Read the records below and copy each line that contains "words".

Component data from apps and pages
========================================================================

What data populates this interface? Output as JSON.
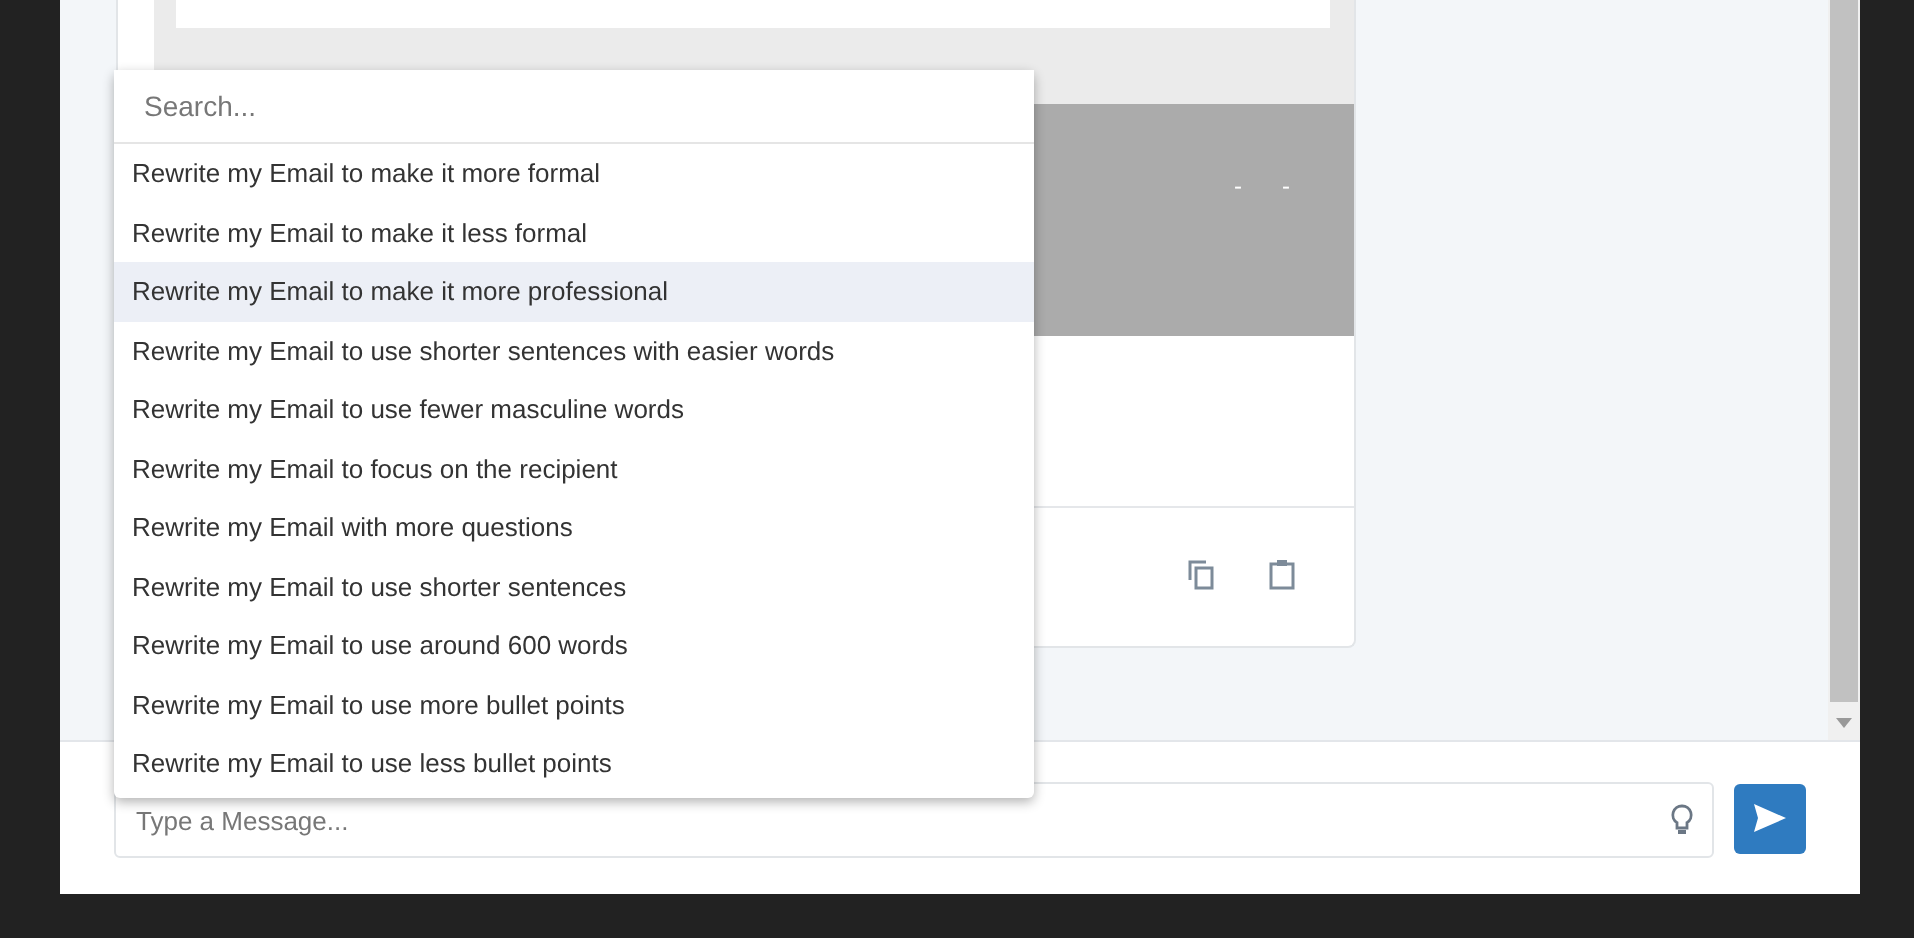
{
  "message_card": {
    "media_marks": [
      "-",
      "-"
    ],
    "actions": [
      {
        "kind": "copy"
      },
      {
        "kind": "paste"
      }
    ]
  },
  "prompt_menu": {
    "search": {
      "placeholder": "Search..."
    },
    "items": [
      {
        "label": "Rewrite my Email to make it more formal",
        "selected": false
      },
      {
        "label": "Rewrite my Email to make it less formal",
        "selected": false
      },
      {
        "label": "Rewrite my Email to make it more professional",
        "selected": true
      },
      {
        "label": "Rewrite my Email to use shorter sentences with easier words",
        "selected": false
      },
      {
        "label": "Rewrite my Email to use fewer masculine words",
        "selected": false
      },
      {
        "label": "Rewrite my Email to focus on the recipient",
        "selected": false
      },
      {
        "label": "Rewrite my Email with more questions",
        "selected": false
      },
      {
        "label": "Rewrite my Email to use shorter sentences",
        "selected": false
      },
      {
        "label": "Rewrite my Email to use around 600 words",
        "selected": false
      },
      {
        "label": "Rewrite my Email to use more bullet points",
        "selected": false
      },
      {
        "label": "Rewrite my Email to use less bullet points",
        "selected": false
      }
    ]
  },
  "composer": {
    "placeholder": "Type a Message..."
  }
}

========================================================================

Written response:
        "label": "Rewrite my Email to use shorter sentences with easier words",
        "label": "Rewrite my Email to use fewer masculine words",
        "label": "Rewrite my Email to use around 600 words",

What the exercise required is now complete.